→ **TASK TO COMPLETE**: Return every line from the records below that has the word "index".

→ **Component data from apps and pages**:
※

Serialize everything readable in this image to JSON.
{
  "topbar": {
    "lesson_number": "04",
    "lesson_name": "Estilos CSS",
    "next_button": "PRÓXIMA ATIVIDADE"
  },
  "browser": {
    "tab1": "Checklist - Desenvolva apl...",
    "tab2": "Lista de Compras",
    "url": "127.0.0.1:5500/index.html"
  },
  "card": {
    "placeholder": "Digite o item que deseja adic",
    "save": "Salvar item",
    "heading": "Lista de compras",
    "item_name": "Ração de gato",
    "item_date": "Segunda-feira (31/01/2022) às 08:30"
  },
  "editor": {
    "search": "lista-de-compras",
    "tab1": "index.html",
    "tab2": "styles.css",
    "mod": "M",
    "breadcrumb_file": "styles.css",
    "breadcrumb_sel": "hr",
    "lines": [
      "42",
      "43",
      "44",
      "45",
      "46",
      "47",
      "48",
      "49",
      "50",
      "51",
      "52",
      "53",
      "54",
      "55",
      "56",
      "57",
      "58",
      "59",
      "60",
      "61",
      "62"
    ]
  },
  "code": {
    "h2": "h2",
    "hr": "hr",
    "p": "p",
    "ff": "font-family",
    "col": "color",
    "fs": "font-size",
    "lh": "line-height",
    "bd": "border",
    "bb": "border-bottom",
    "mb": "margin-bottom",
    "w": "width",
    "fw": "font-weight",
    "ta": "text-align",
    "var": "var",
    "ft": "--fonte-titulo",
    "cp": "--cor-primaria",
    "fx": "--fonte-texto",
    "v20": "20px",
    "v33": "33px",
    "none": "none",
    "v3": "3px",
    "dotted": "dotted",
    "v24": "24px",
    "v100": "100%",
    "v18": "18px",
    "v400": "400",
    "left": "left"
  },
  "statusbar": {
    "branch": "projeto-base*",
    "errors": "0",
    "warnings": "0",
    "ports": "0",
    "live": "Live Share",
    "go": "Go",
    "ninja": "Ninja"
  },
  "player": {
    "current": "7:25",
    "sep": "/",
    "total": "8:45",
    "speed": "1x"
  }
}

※

→ **ANSWER BELOW**:
    "url": "127.0.0.1:5500/index.html"
    "tab1": "index.html",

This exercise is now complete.